- Exercise data:
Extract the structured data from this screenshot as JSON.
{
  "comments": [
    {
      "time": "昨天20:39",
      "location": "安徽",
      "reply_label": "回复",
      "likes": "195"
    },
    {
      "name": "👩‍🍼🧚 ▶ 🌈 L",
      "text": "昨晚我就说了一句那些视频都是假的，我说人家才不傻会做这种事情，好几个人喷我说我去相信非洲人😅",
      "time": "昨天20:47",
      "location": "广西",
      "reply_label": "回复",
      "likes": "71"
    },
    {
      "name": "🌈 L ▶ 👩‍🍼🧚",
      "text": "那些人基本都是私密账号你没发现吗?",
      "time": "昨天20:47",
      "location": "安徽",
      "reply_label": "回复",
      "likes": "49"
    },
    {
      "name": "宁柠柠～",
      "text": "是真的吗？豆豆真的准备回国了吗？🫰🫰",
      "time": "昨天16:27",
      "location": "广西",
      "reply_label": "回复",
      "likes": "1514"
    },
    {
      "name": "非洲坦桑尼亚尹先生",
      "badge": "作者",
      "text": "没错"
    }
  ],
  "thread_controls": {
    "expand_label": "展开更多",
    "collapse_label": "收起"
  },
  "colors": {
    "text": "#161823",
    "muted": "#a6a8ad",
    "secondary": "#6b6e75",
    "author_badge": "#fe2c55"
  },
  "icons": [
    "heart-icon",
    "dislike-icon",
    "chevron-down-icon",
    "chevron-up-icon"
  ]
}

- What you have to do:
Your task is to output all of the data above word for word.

- Result for this exercise:
Extract the structured data from this screenshot as JSON.
{
  "comments": [
    {
      "time": "昨天20:39",
      "location": "安徽",
      "reply_label": "回复",
      "likes": "195"
    },
    {
      "name": "👩‍🍼🧚 ▶ 🌈 L",
      "text": "昨晚我就说了一句那些视频都是假的，我说人家才不傻会做这种事情，好几个人喷我说我去相信非洲人😅",
      "time": "昨天20:47",
      "location": "广西",
      "reply_label": "回复",
      "likes": "71"
    },
    {
      "name": "🌈 L ▶ 👩‍🍼🧚",
      "text": "那些人基本都是私密账号你没发现吗?",
      "time": "昨天20:47",
      "location": "安徽",
      "reply_label": "回复",
      "likes": "49"
    },
    {
      "name": "宁柠柠～",
      "text": "是真的吗？豆豆真的准备回国了吗？🫰🫰",
      "time": "昨天16:27",
      "location": "广西",
      "reply_label": "回复",
      "likes": "1514"
    },
    {
      "name": "非洲坦桑尼亚尹先生",
      "badge": "作者",
      "text": "没错"
    }
  ],
  "thread_controls": {
    "expand_label": "展开更多",
    "collapse_label": "收起"
  },
  "colors": {
    "text": "#161823",
    "muted": "#a6a8ad",
    "secondary": "#6b6e75",
    "author_badge": "#fe2c55"
  },
  "icons": [
    "heart-icon",
    "dislike-icon",
    "chevron-down-icon",
    "chevron-up-icon"
  ]
}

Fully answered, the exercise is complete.